Chestnuts are growing business in Michigan
Michigan farmers are working overtime to keep up with the demand of an old holiday favorite, roasted over an open fire.
The state leads the nation in the number of chestnut trees and farms, and due to advances in horticulture, better marketing and production and new uses for the fruit — yes, chestnuts are a fruit — demand continues to increase, industry experts say.
Found in everything from chestnut flour — which is gluten-free — to craft beers, Michigan produces about 100,000 pounds of the yuletide favorite.
"I predict in the next five years we'll bring to market 250,000 pounds of chestnuts," said Roger Blackwell, president of Chestnut Growers Inc., a cooperative of more than 30 growers throughout the state. In 10 years, 500,000 pounds, Blackwell estimated.
Michigan's production is just a blip in the global market of about 2 million tons produced worldwide. China accounts for about 1.7 million tons. But the demand for domestic chestnuts — particularly chestnuts grown in Michigan — continues to grow, Blackwell said.
"The markets I've been supplying used to buy Italian and now they buy Michigan-grown chestnuts until I run out," Blackwell said. "We just have consumers that really love our chestnuts and they are just buying out the stores."
Chestnuts can go for about $2 per pound wholesale and three times that at the retail level. Michigan chestnuts are sweeter than other varieties, Blackwell said. And they're starchy, not oily, at about 55 percent water. The taste has been defined as mildly sweet and earthy, like a mashed potato and sometimes, with hints of vanilla.

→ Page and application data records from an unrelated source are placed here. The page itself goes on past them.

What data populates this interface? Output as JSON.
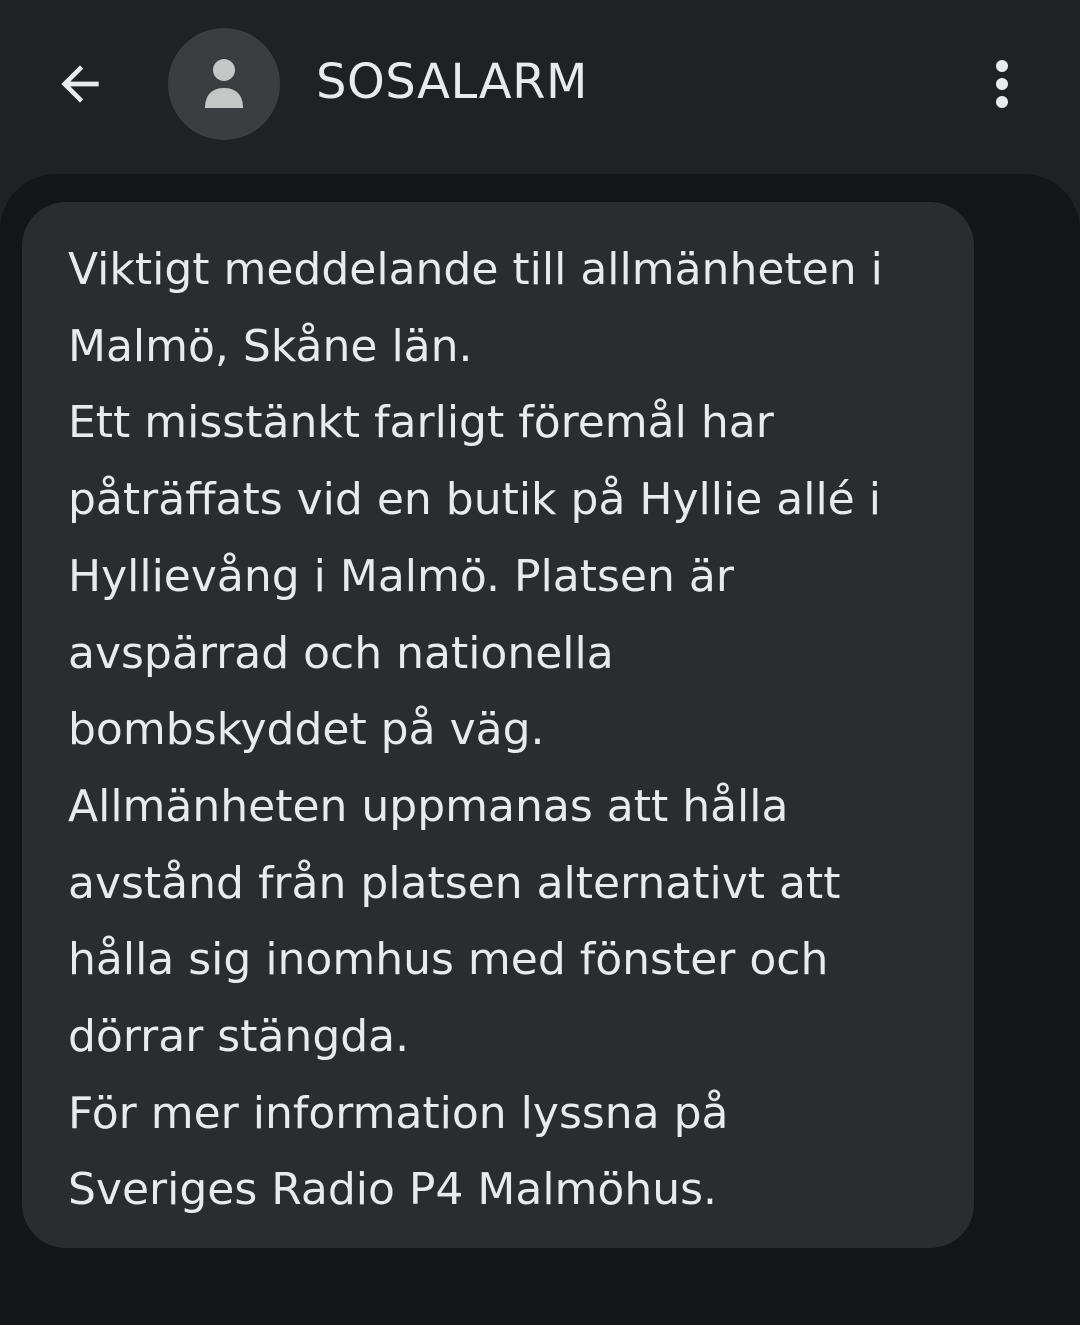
{
  "header": {
    "back_icon": "arrow-left-icon",
    "avatar_icon": "person-icon",
    "contact_name": "SOSALARM",
    "more_icon": "more-vert-icon"
  },
  "message": {
    "lines": [
      "Viktigt meddelande till allmänheten i",
      "Malmö, Skåne län.",
      "Ett misstänkt farligt föremål har",
      "påträffats vid en butik på Hyllie allé i",
      "Hyllievång i Malmö. Platsen är",
      "avspärrad och nationella",
      "bombskyddet på väg.",
      "Allmänheten uppmanas att hålla",
      "avstånd från platsen alternativt att",
      "hålla sig inomhus med fönster och",
      "dörrar stängda.",
      "För mer information lyssna på",
      "Sveriges Radio P4 Malmöhus."
    ]
  },
  "colors": {
    "background": "#202124",
    "conversation_background": "#141517",
    "bubble": "#2b2c2f",
    "text": "#e8eaed",
    "avatar": "#3c3d40",
    "avatar_glyph": "#c4c7c5"
  }
}
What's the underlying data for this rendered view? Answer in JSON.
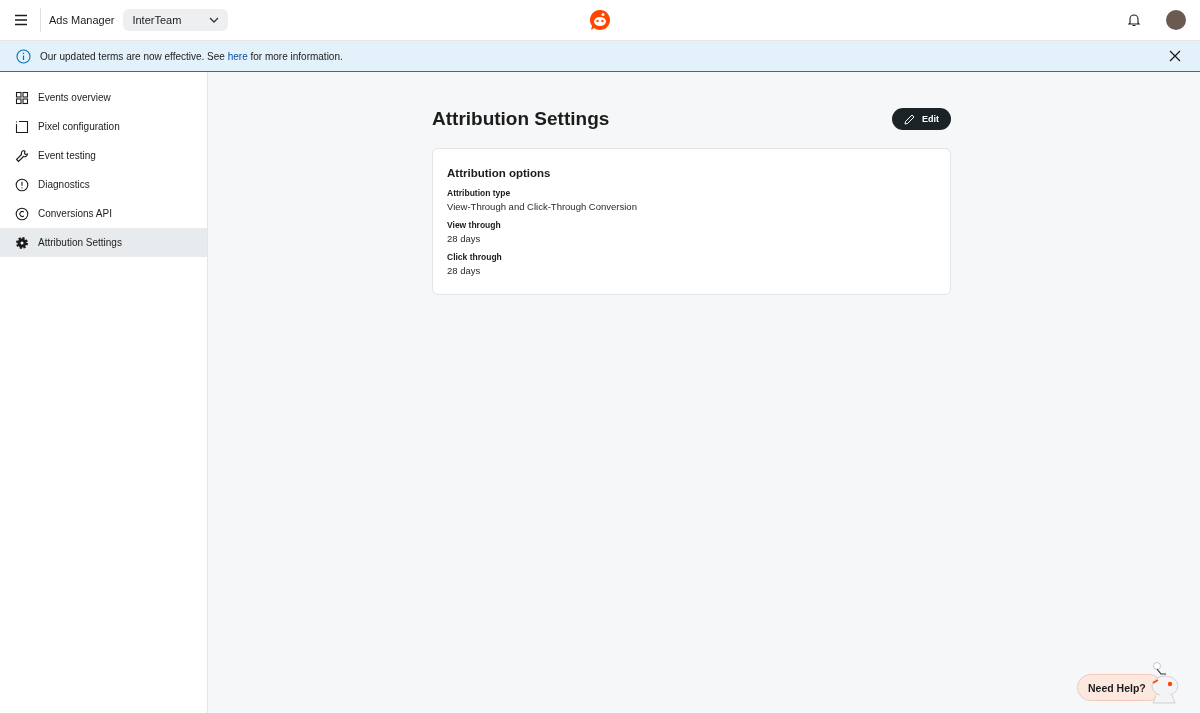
{
  "header": {
    "app_title": "Ads Manager",
    "account_select": {
      "value": "InterTeam"
    }
  },
  "banner": {
    "text_before": "Our updated terms are now effective. See ",
    "link": "here",
    "text_after": " for more information."
  },
  "sidebar": {
    "items": [
      {
        "label": "Events overview",
        "kind": "grid",
        "selected": false
      },
      {
        "label": "Pixel configuration",
        "kind": "pixel",
        "selected": false
      },
      {
        "label": "Event testing",
        "kind": "wrench",
        "selected": false
      },
      {
        "label": "Diagnostics",
        "kind": "alert",
        "selected": false
      },
      {
        "label": "Conversions API",
        "kind": "capi",
        "selected": false
      },
      {
        "label": "Attribution Settings",
        "kind": "gear",
        "selected": true
      }
    ]
  },
  "page": {
    "title": "Attribution Settings",
    "edit_button": "Edit",
    "card": {
      "title": "Attribution options",
      "fields": [
        {
          "label": "Attribution type",
          "value": "View-Through and Click-Through Conversion"
        },
        {
          "label": "View through",
          "value": "28 days"
        },
        {
          "label": "Click through",
          "value": "28 days"
        }
      ]
    }
  },
  "help_button": "Need Help?"
}
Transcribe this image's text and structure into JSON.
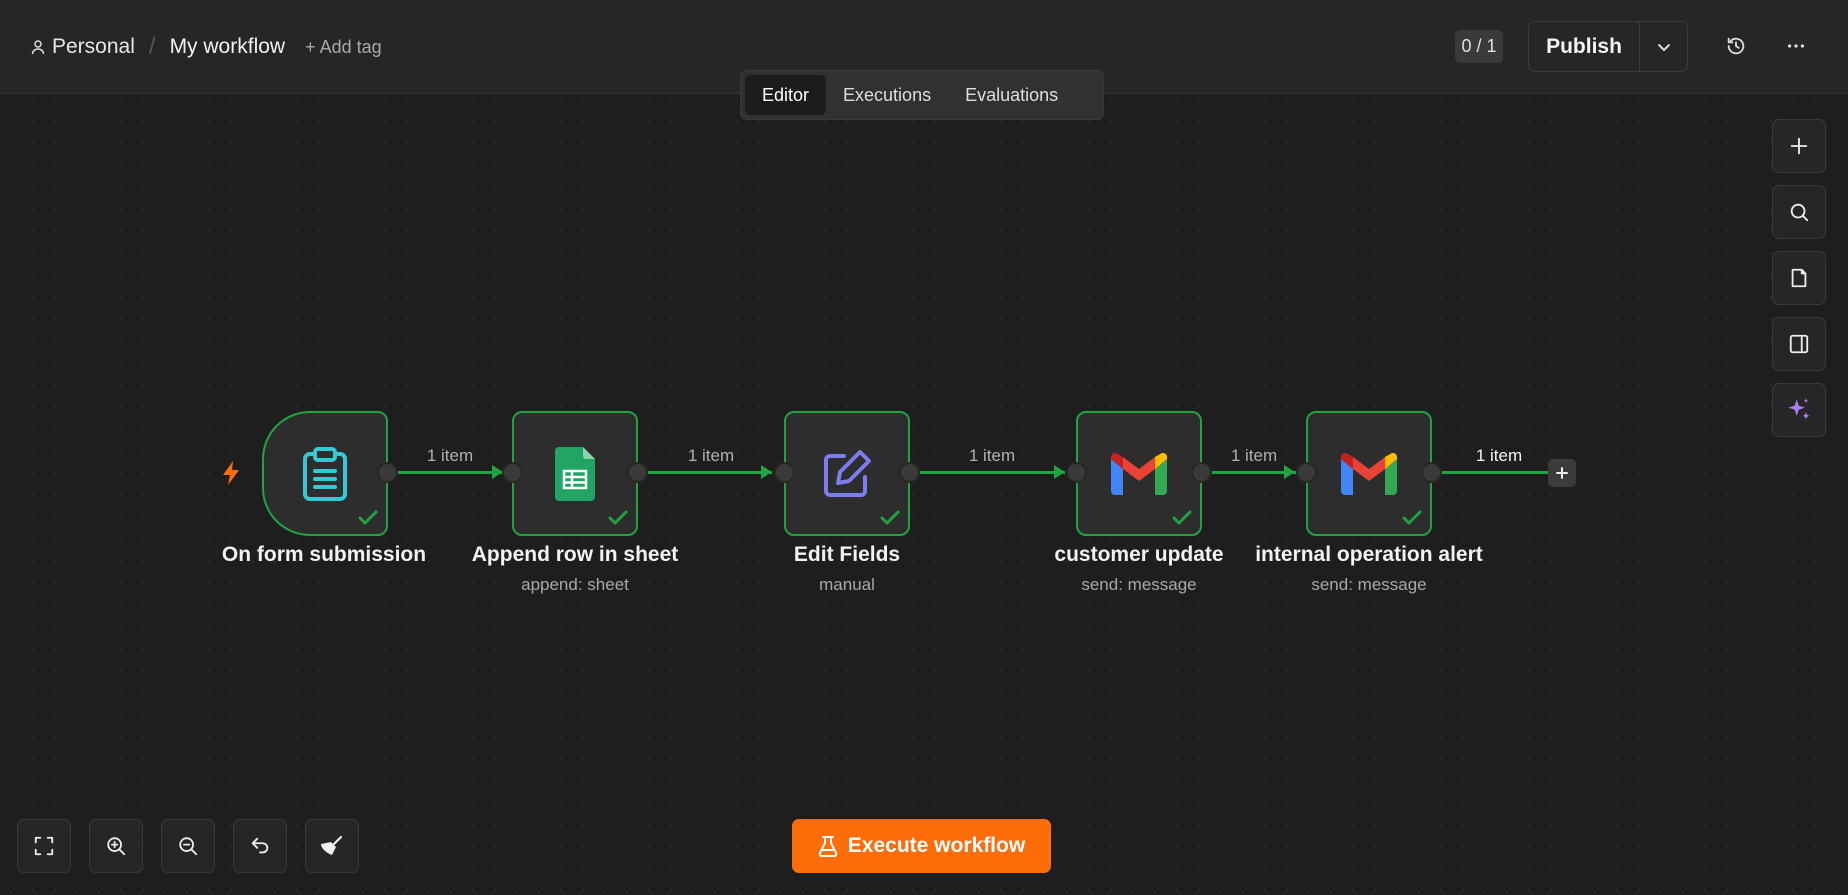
{
  "header": {
    "project": "Personal",
    "separator": "/",
    "workflow_name": "My workflow",
    "add_tag": "+ Add tag",
    "count_badge": "0 / 1",
    "publish_label": "Publish"
  },
  "tabs": [
    {
      "label": "Editor",
      "active": true
    },
    {
      "label": "Executions",
      "active": false
    },
    {
      "label": "Evaluations",
      "active": false
    }
  ],
  "nodes": [
    {
      "title": "On form submission",
      "subtitle": "",
      "icon": "clipboard-icon",
      "status": "success"
    },
    {
      "title": "Append row in sheet",
      "subtitle": "append: sheet",
      "icon": "google-sheets-icon",
      "status": "success"
    },
    {
      "title": "Edit Fields",
      "subtitle": "manual",
      "icon": "edit-pencil-icon",
      "status": "success"
    },
    {
      "title": "customer update",
      "subtitle": "send: message",
      "icon": "gmail-icon",
      "status": "success"
    },
    {
      "title": "internal operation alert",
      "subtitle": "send: message",
      "icon": "gmail-icon",
      "status": "success"
    }
  ],
  "edges": [
    {
      "label": "1 item"
    },
    {
      "label": "1 item"
    },
    {
      "label": "1 item"
    },
    {
      "label": "1 item"
    },
    {
      "label": "1 item"
    }
  ],
  "execute_button": "Execute workflow",
  "colors": {
    "accent": "#ff6d0a",
    "success": "#22a341",
    "canvas": "#1e1e1e",
    "panel": "#262626"
  }
}
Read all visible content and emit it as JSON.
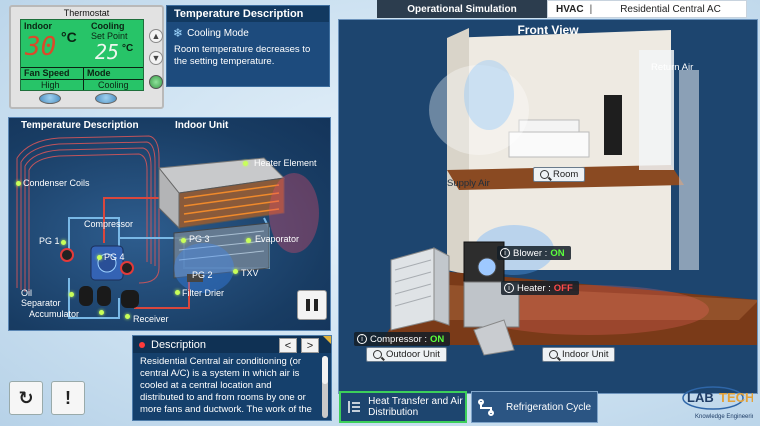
{
  "topbar": {
    "operational": "Operational Simulation",
    "hvac": "HVAC",
    "separator": "|",
    "system": "Residential Central AC"
  },
  "thermostat": {
    "title": "Thermostat",
    "indoor_label": "Indoor",
    "indoor_value": "30",
    "indoor_unit": "°C",
    "cooling_label": "Cooling",
    "setpoint_label": "Set Point",
    "setpoint_value": "25",
    "setpoint_unit": "°C",
    "fan_speed_label": "Fan Speed",
    "fan_speed_value": "High",
    "mode_label": "Mode",
    "mode_value": "Cooling"
  },
  "temp_description": {
    "title": "Temperature Description",
    "mode": "Cooling Mode",
    "text": "Room temperature decreases to the setting temperature."
  },
  "diagram": {
    "header_left": "Temperature Description",
    "header_right": "Indoor Unit",
    "labels": {
      "heater_element": "Heater Element",
      "condenser_coils": "Condenser Coils",
      "compressor": "Compressor",
      "pg1": "PG 1",
      "pg4": "PG 4",
      "pg3": "PG 3",
      "evaporator": "Evaporator",
      "pg2": "PG 2",
      "txv": "TXV",
      "oil_separator": "Oil\nSeparator",
      "accumulator": "Accumulator",
      "filter_drier": "Filter Drier",
      "receiver": "Receiver"
    }
  },
  "description": {
    "title": "Description",
    "prev": "<",
    "next": ">",
    "text": "Residential Central air conditioning (or central A/C) is a system in which air is cooled at a central location and distributed to and from rooms by one or more fans and ductwork. The work of the ..."
  },
  "front_view": {
    "title": "Front View",
    "return_air": "Return Air",
    "supply_air": "Supply Air",
    "room": "Room",
    "blower_label": "Blower :",
    "blower_state": "ON",
    "heater_label": "Heater :",
    "heater_state": "OFF",
    "compressor_label": "Compressor :",
    "compressor_state": "ON",
    "outdoor_unit": "Outdoor Unit",
    "indoor_unit": "Indoor Unit"
  },
  "tabs": {
    "heat_transfer": "Heat Transfer and Air Distribution",
    "refrigeration": "Refrigeration Cycle"
  },
  "logo": {
    "name": "LAB TECH",
    "tagline": "Knowledge Engineering"
  },
  "icons": [
    "snowflake-icon",
    "reset-icon",
    "alert-icon",
    "pause-icon",
    "magnifier-icon",
    "info-icon",
    "airflow-icon",
    "pipe-icon"
  ],
  "colors": {
    "lcd_green": "#27c468",
    "panel_blue": "#1d456f",
    "on_green": "#5bff3c",
    "off_red": "#ff4a4a",
    "active_tab_border": "#3ccf5a"
  }
}
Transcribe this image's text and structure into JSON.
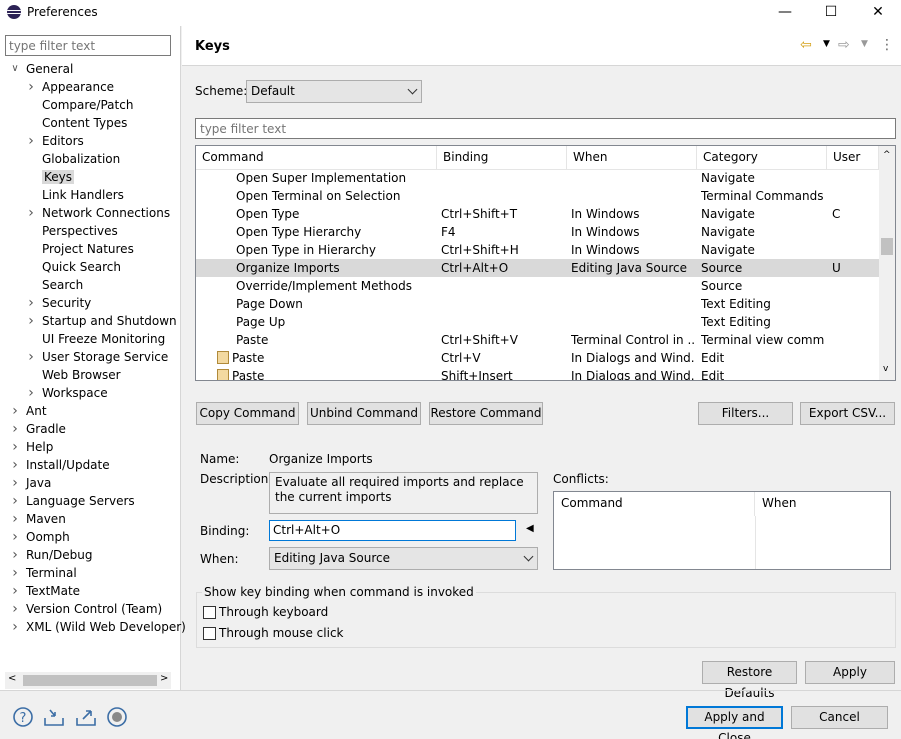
{
  "window": {
    "title": "Preferences",
    "minimize": "—",
    "maximize": "☐",
    "close": "✕"
  },
  "left": {
    "filter_placeholder": "type filter text",
    "tree": [
      {
        "label": "General",
        "twisty": "open",
        "level": 0
      },
      {
        "label": "Appearance",
        "twisty": "closed",
        "level": 1
      },
      {
        "label": "Compare/Patch",
        "twisty": "none",
        "level": 1
      },
      {
        "label": "Content Types",
        "twisty": "none",
        "level": 1
      },
      {
        "label": "Editors",
        "twisty": "closed",
        "level": 1
      },
      {
        "label": "Globalization",
        "twisty": "none",
        "level": 1
      },
      {
        "label": "Keys",
        "twisty": "none",
        "level": 1,
        "selected": true
      },
      {
        "label": "Link Handlers",
        "twisty": "none",
        "level": 1
      },
      {
        "label": "Network Connections",
        "twisty": "closed",
        "level": 1
      },
      {
        "label": "Perspectives",
        "twisty": "none",
        "level": 1
      },
      {
        "label": "Project Natures",
        "twisty": "none",
        "level": 1
      },
      {
        "label": "Quick Search",
        "twisty": "none",
        "level": 1
      },
      {
        "label": "Search",
        "twisty": "none",
        "level": 1
      },
      {
        "label": "Security",
        "twisty": "closed",
        "level": 1
      },
      {
        "label": "Startup and Shutdown",
        "twisty": "closed",
        "level": 1
      },
      {
        "label": "UI Freeze Monitoring",
        "twisty": "none",
        "level": 1
      },
      {
        "label": "User Storage Service",
        "twisty": "closed",
        "level": 1
      },
      {
        "label": "Web Browser",
        "twisty": "none",
        "level": 1
      },
      {
        "label": "Workspace",
        "twisty": "closed",
        "level": 1
      },
      {
        "label": "Ant",
        "twisty": "closed",
        "level": 0
      },
      {
        "label": "Gradle",
        "twisty": "closed",
        "level": 0
      },
      {
        "label": "Help",
        "twisty": "closed",
        "level": 0
      },
      {
        "label": "Install/Update",
        "twisty": "closed",
        "level": 0
      },
      {
        "label": "Java",
        "twisty": "closed",
        "level": 0
      },
      {
        "label": "Language Servers",
        "twisty": "closed",
        "level": 0
      },
      {
        "label": "Maven",
        "twisty": "closed",
        "level": 0
      },
      {
        "label": "Oomph",
        "twisty": "closed",
        "level": 0
      },
      {
        "label": "Run/Debug",
        "twisty": "closed",
        "level": 0
      },
      {
        "label": "Terminal",
        "twisty": "closed",
        "level": 0
      },
      {
        "label": "TextMate",
        "twisty": "closed",
        "level": 0
      },
      {
        "label": "Version Control (Team)",
        "twisty": "closed",
        "level": 0
      },
      {
        "label": "XML (Wild Web Developer)",
        "twisty": "closed",
        "level": 0
      }
    ]
  },
  "page": {
    "title": "Keys",
    "scheme_label": "Scheme:",
    "scheme_value": "Default",
    "filter_placeholder": "type filter text"
  },
  "table": {
    "headers": [
      "Command",
      "Binding",
      "When",
      "Category",
      "User"
    ],
    "rows": [
      {
        "command": "Open Super Implementation",
        "binding": "",
        "when": "",
        "category": "Navigate",
        "user": "",
        "icon": false
      },
      {
        "command": "Open Terminal on Selection",
        "binding": "",
        "when": "",
        "category": "Terminal Commands",
        "user": "",
        "icon": false
      },
      {
        "command": "Open Type",
        "binding": "Ctrl+Shift+T",
        "when": "In Windows",
        "category": "Navigate",
        "user": "C",
        "icon": false
      },
      {
        "command": "Open Type Hierarchy",
        "binding": "F4",
        "when": "In Windows",
        "category": "Navigate",
        "user": "",
        "icon": false
      },
      {
        "command": "Open Type in Hierarchy",
        "binding": "Ctrl+Shift+H",
        "when": "In Windows",
        "category": "Navigate",
        "user": "",
        "icon": false
      },
      {
        "command": "Organize Imports",
        "binding": "Ctrl+Alt+O",
        "when": "Editing Java Source",
        "category": "Source",
        "user": "U",
        "icon": false,
        "selected": true
      },
      {
        "command": "Override/Implement Methods",
        "binding": "",
        "when": "",
        "category": "Source",
        "user": "",
        "icon": false
      },
      {
        "command": "Page Down",
        "binding": "",
        "when": "",
        "category": "Text Editing",
        "user": "",
        "icon": false
      },
      {
        "command": "Page Up",
        "binding": "",
        "when": "",
        "category": "Text Editing",
        "user": "",
        "icon": false
      },
      {
        "command": "Paste",
        "binding": "Ctrl+Shift+V",
        "when": "Terminal Control in ...",
        "category": "Terminal view comm...",
        "user": "",
        "icon": false
      },
      {
        "command": "Paste",
        "binding": "Ctrl+V",
        "when": "In Dialogs and Wind...",
        "category": "Edit",
        "user": "",
        "icon": true
      },
      {
        "command": "Paste",
        "binding": "Shift+Insert",
        "when": "In Dialogs and Wind...",
        "category": "Edit",
        "user": "",
        "icon": true
      }
    ]
  },
  "buttons": {
    "copy_command": "Copy Command",
    "unbind_command": "Unbind Command",
    "restore_command": "Restore Command",
    "filters": "Filters...",
    "export_csv": "Export CSV...",
    "restore_defaults": "Restore Defaults",
    "apply": "Apply",
    "apply_and_close": "Apply and Close",
    "cancel": "Cancel"
  },
  "details": {
    "name_label": "Name:",
    "name_value": "Organize Imports",
    "description_label": "Description:",
    "description_value": "Evaluate all required imports and replace the current imports",
    "binding_label": "Binding:",
    "binding_value": "Ctrl+Alt+O",
    "when_label": "When:",
    "when_value": "Editing Java Source",
    "conflicts_label": "Conflicts:",
    "conflicts_headers": [
      "Command",
      "When"
    ]
  },
  "show_binding": {
    "title": "Show key binding when command is invoked",
    "through_keyboard": "Through keyboard",
    "through_mouse": "Through mouse click",
    "keyboard_checked": false,
    "mouse_checked": false
  },
  "colors": {
    "selection": "#d9d9d9",
    "accent": "#0078d7",
    "nav_arrow": "#d4a017"
  }
}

Around the turn of the 20th century, the trees numbered more than 31/2 billion and made up about a quarter of the forest in states such as Pennsylvania. But the trees were brought down by a fungal blight that killed the trees by the billions by the 1930s, according to the Michigan State University Extension offices.
But in the 1980s farmers started planting chestnut saplings mostly brought in from China, said Roger Blackwell, president of Chestnut Growers Inc., a cooperative of more than 30 growers throughout the state. The growers worked with MSU and made advances in the field coming up with cultivars that could bring in good yields yet make it through Michigan's tough winters.
"People started with what was available," said Dennis Fulbright, a professor of plants, soils and microbial sciences at Michigan State. Fulbright has been working with growers and researching chestnut trees for decades. "We had to hunt around."
Researchers and farmers discovered a cultivar frequently grown in Spain that grew well in Michigan. The trees are blight resistant and offer good yields.
"Our best cultivars now are European crossed with a Japanese. It's the same kind you'll find in Spain or France or Portugal."
Call it version 2.0 for the domestic chestnut.
But people still like them roasted over an open fire. The Vince and Joe's Gourmet Market, with two locations in Macomb County, roast the chestnuts outside the store this time of year on the weekends for their customers. It's a crowd favorite and helps put people in the Christmas mood, said Paco Alvarez, an assistant produce manager at the Clinton Township store.
"We let them try the samples," Alvarez said. "It's been very busy."
The Henry Ford is also a good customer of the cooperative. Visitors to the Holiday Night event at Greenfield Village enjoy the Michigan-grown chestnuts.
Most state chestnut farms are about 5 acres. But farmers have been reaching out planting 20-acre, 70-acre and even 100-acre farms. Seeing the improvements and the progression of the crop throughout the state has been rewarding, Fulbright said.
"It's a close relationship," he said, referring to MSU and the growers. "There has basically been millions of dollars generated by the growers with our help. And that's good."